> [Materials provided]:

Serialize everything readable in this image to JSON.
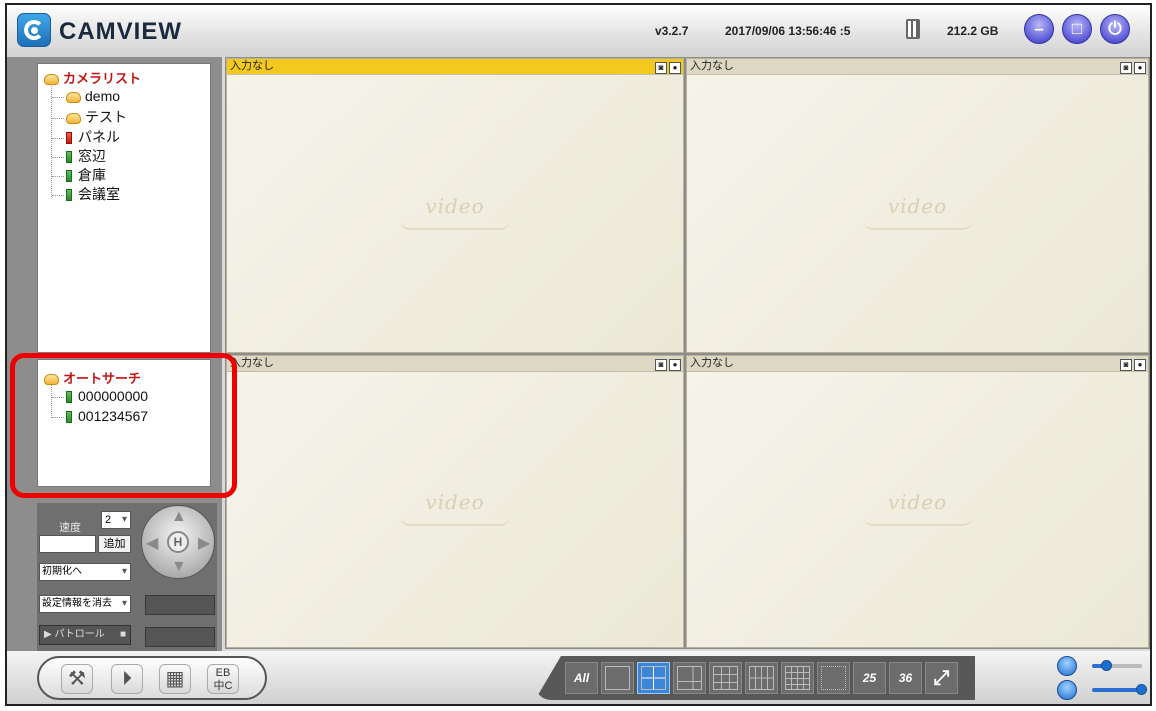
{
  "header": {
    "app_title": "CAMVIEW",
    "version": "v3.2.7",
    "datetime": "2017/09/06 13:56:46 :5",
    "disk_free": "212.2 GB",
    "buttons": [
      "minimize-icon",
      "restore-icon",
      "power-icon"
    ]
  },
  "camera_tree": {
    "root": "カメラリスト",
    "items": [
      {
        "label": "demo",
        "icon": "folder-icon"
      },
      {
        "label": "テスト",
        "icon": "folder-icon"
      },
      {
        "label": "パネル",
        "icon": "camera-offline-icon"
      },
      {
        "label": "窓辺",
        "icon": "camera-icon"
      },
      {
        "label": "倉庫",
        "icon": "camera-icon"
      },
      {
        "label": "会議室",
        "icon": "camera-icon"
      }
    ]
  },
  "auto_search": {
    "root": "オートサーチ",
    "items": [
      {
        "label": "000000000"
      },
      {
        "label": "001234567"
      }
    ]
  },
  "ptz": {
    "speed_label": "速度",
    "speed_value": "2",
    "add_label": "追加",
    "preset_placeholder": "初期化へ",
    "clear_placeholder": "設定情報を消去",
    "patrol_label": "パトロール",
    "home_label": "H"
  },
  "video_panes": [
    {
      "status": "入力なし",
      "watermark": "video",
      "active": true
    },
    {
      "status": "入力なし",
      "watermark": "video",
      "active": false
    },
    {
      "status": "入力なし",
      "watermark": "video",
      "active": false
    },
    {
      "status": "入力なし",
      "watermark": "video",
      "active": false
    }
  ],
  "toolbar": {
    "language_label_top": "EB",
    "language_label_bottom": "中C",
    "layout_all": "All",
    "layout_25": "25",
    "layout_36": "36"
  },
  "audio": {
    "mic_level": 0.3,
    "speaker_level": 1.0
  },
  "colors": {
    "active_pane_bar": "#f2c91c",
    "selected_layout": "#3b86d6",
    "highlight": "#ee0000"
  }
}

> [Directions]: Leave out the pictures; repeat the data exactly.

> [Your response]:
Serialize everything readable in this image to JSON.
{
  "header": {
    "app_title": "CAMVIEW",
    "version": "v3.2.7",
    "datetime": "2017/09/06 13:56:46 :5",
    "disk_free": "212.2 GB",
    "buttons": [
      "minimize-icon",
      "restore-icon",
      "power-icon"
    ]
  },
  "camera_tree": {
    "root": "カメラリスト",
    "items": [
      {
        "label": "demo",
        "icon": "folder-icon"
      },
      {
        "label": "テスト",
        "icon": "folder-icon"
      },
      {
        "label": "パネル",
        "icon": "camera-offline-icon"
      },
      {
        "label": "窓辺",
        "icon": "camera-icon"
      },
      {
        "label": "倉庫",
        "icon": "camera-icon"
      },
      {
        "label": "会議室",
        "icon": "camera-icon"
      }
    ]
  },
  "auto_search": {
    "root": "オートサーチ",
    "items": [
      {
        "label": "000000000"
      },
      {
        "label": "001234567"
      }
    ]
  },
  "ptz": {
    "speed_label": "速度",
    "speed_value": "2",
    "add_label": "追加",
    "preset_placeholder": "初期化へ",
    "clear_placeholder": "設定情報を消去",
    "patrol_label": "パトロール",
    "home_label": "H"
  },
  "video_panes": [
    {
      "status": "入力なし",
      "watermark": "video",
      "active": true
    },
    {
      "status": "入力なし",
      "watermark": "video",
      "active": false
    },
    {
      "status": "入力なし",
      "watermark": "video",
      "active": false
    },
    {
      "status": "入力なし",
      "watermark": "video",
      "active": false
    }
  ],
  "toolbar": {
    "language_label_top": "EB",
    "language_label_bottom": "中C",
    "layout_all": "All",
    "layout_25": "25",
    "layout_36": "36"
  },
  "audio": {
    "mic_level": 0.3,
    "speaker_level": 1.0
  },
  "colors": {
    "active_pane_bar": "#f2c91c",
    "selected_layout": "#3b86d6",
    "highlight": "#ee0000"
  }
}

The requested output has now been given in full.